Geospatial technology has followed a fascinating path to get where it is today, and the rate at which change is continuing is equally impressive. A primary reason for its rapid growth is our willingness to adapt old technologies into new game-changing tools. For example, the science behind LiDAR has been around for decades, but it wasn’t until user-friendly applications were developed that its use really took off. Now oblique imagery and 3D mapping are following in the footsteps of LiDAR.
At the MAPPS Winter Conference held in La Jolla, Calif., in February, Armando Guevara, president and CEO of Visual Intelligence, shared his thoughts about where oblique and 3D mapping are headed and identified some of the key developments leading up to our current situation. Visual Intelligence is the developer of iOne STKA technology that provides the affordable iOne multi-purpose digital sensor system solution platform with modular and scalable hardware and software to collect and process metric-quality oblique and nadir imagery.

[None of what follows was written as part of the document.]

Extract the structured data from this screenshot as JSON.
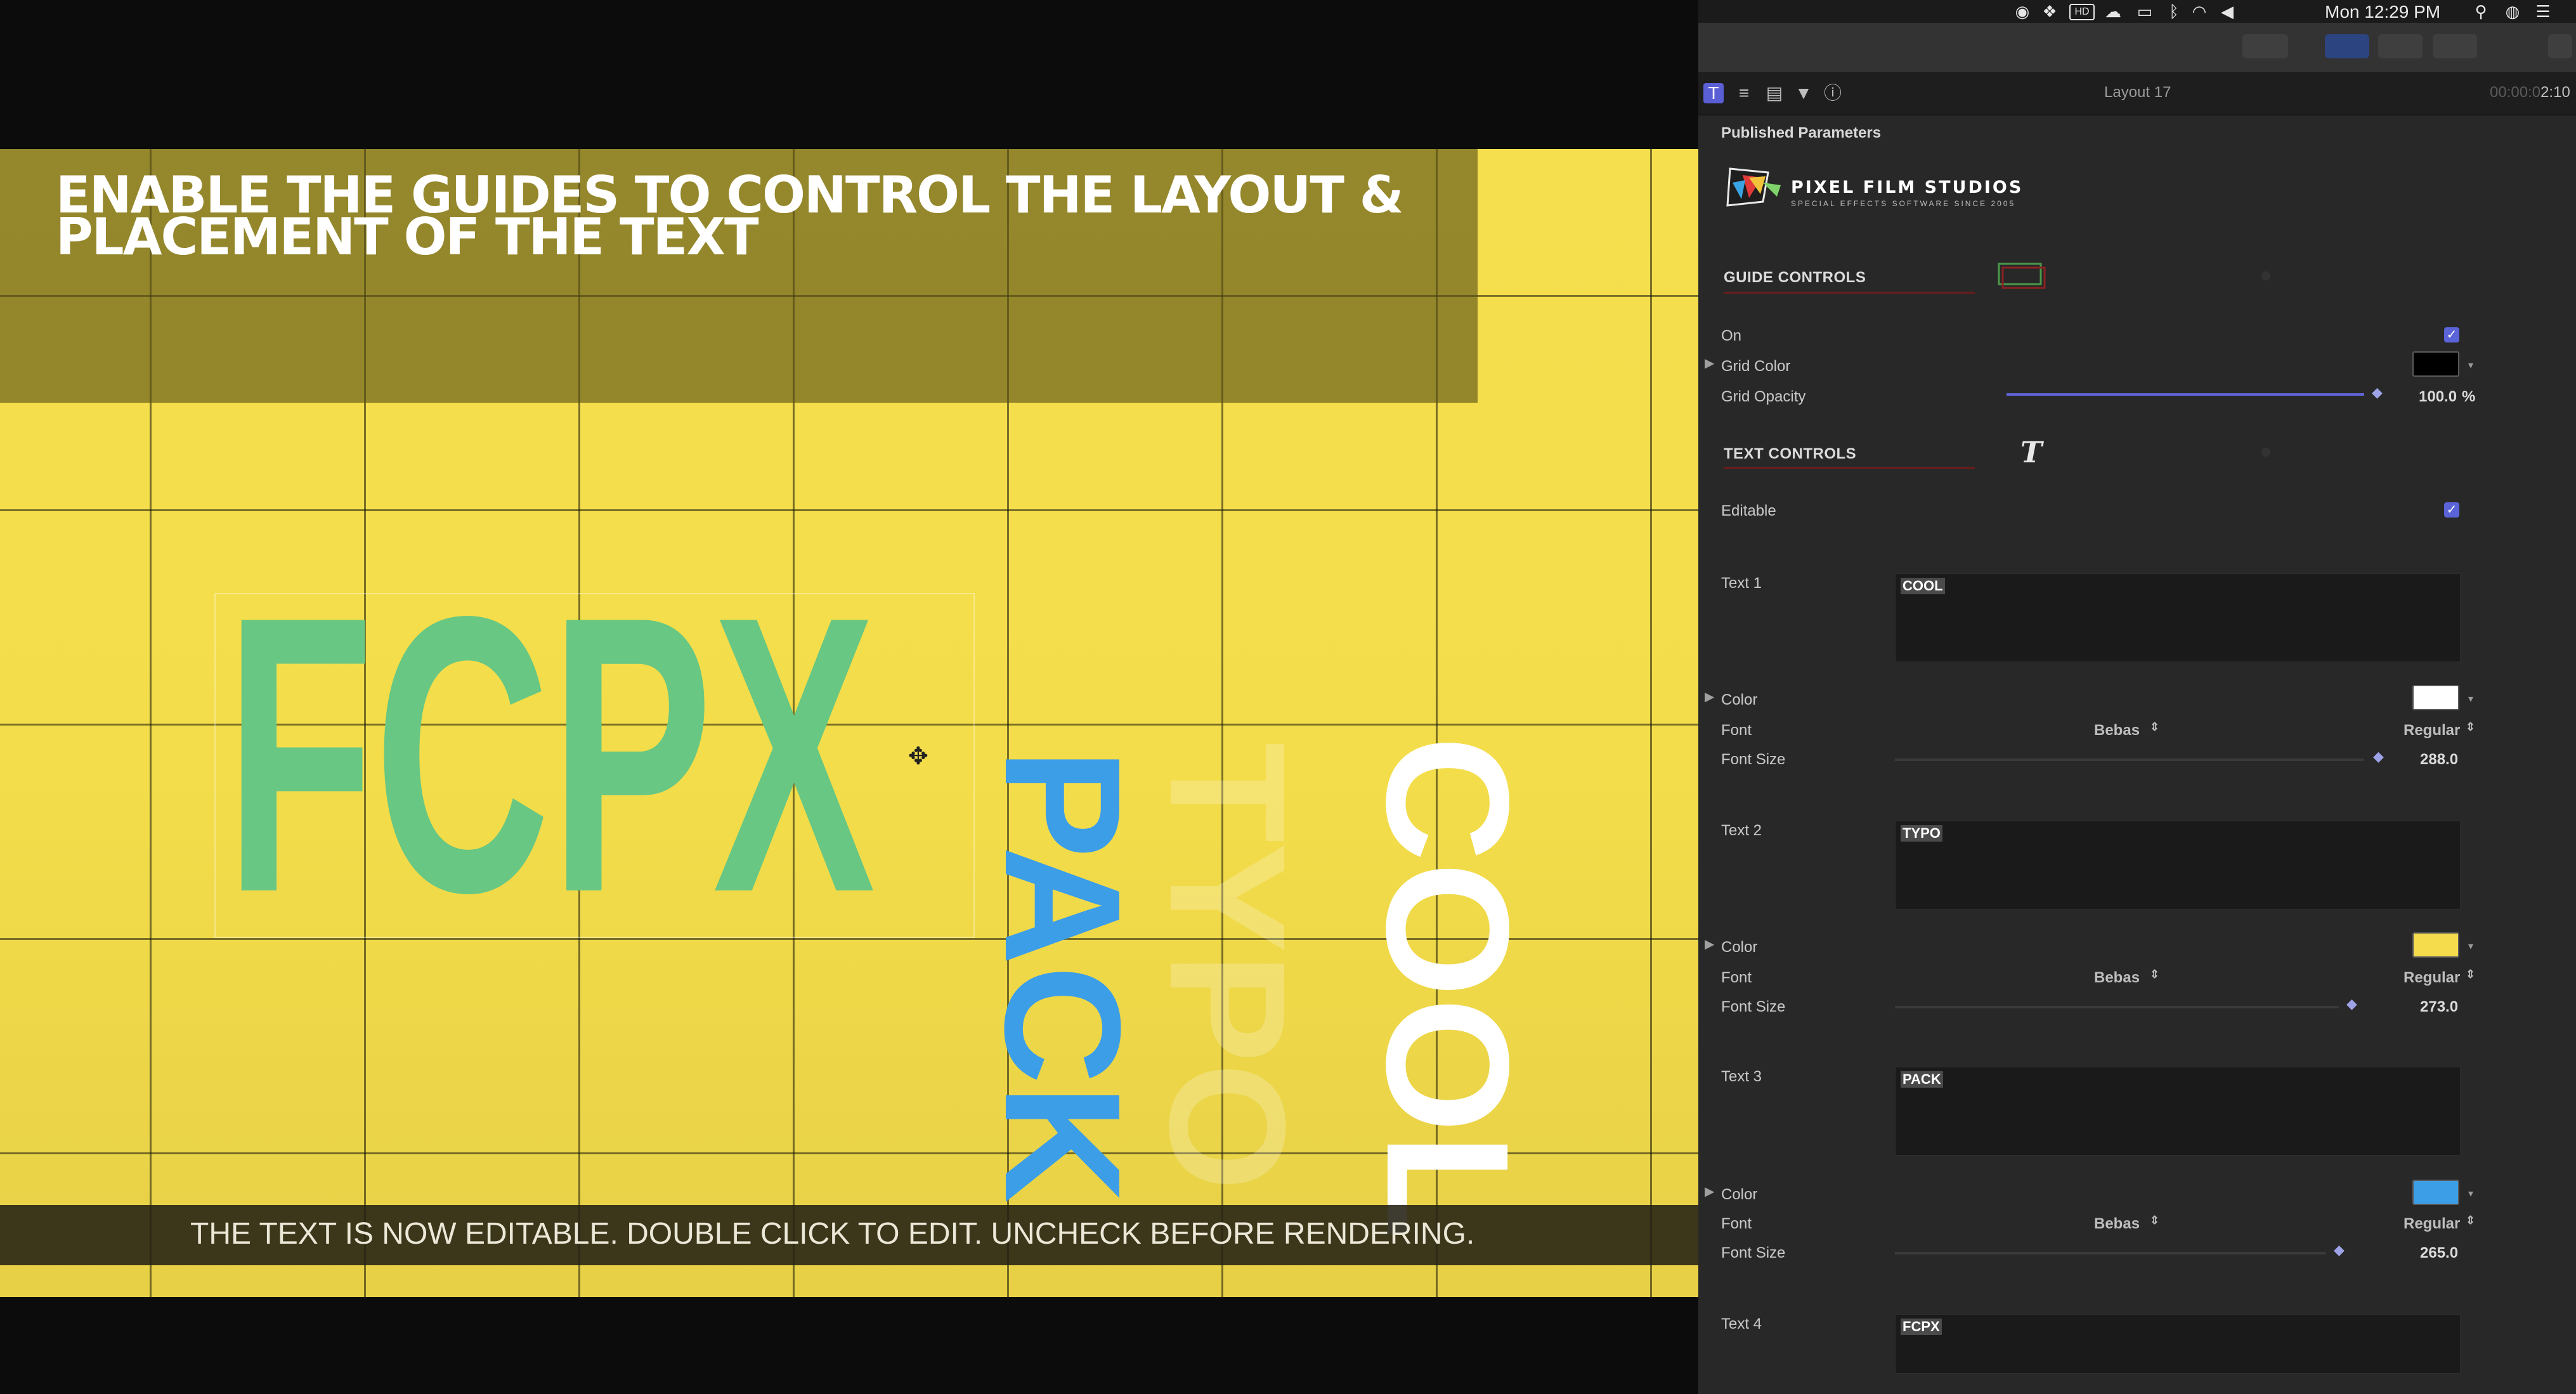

“The emphasis in the geospatial community has shifted from collecting data, to extracting information, to delivering knowledge that supports decision making,” Guevara said. “In the 1970s, we experienced the transition from paper to digital maps, and automating maps was in its infancy. Throughout the 1980s, there was a move from individual files to databases, and a new awareness of raster vs. vector and spatial vs. non-spatial, all of which improved our ability to manipulate and analyze data. And the 1990s were all about spatially enabled digital information systems. Finally, in the years 2000-2010 the industry was turned upside down by Google Earth, BING, Yahoo Maps and social networks. Everyone recognized the importance of location-based information, and everyone wanted more of it. Now we are in a development phase where autonomous intelligent decision-assisting systems and spatially enabled machines are going to be available in the near future.”
“We moved from a geocentric paradigm to an information-centric one,” continued Guevara. “This was made possible by the convergence of miniaturization of electronics, digitization of data, and the push for integration and interoperability. Integration of robotics with 3D capabilities will be the most disruptive in IT history, including the proliferation of context-aware, intelligent personal assistants, ‘smart’ advisors, advanced global industrial systems, and autonomous vehicles.”
Oblique imagery and 3D models are key in the development of an intelligent machine that requires a high level of detail about its surroundings on which to base decisions. In contrast to vertical images, obliques provide complementary information on building heights, appearance of facades and measurable as well as recognizable features. Oblique cameras can also be used to measure and image the inside of buildings. With oblique images and the appropriate software, “close range photogrammetry” can accurately recreate an interior 3D model. Aerial triangulation techniques can also be used to build these models from the oblique imagery via image correlation, point clouds and other data.
Oblique aerial images of urban regions have become increasingly popular for 2.5D city viewing, navigation and modeling. Despite the increasing availability of oblique imagery, fully automated processing for true 3D lags; however, the current rapid adoption phase for oblique imagery will drive improvements in processing tools. 3D processing will become the standard as opposed to 2D.
“Our imagination is the only thing that limits the uses of 3D intelligence,” Guevara said. “Already we are improving our capabilities in many areas, such as emergency response, homeland security, insurance, simulations, real estate, and architecture/engineering/construction, and there are many more to come that will benefit from an integrated information environment. I believe that oblique imagery and 3D will become one.”
“Then as we connect the dots between unmanned aerial vehicles and 3D mapping applications, UAVs will make a great contribution to modeling and navigating the 3D world domain,” concluded Guevara. “Ongoing R&D development will enable sensor deployments on UAV and miniaturized mobile devices capable of close-range photogrammetry and interior mapping. Visual Intelligence plans to release a miniature oblique camera appropriate for UAV use by the end of the year—that is the direction the technology is headed.”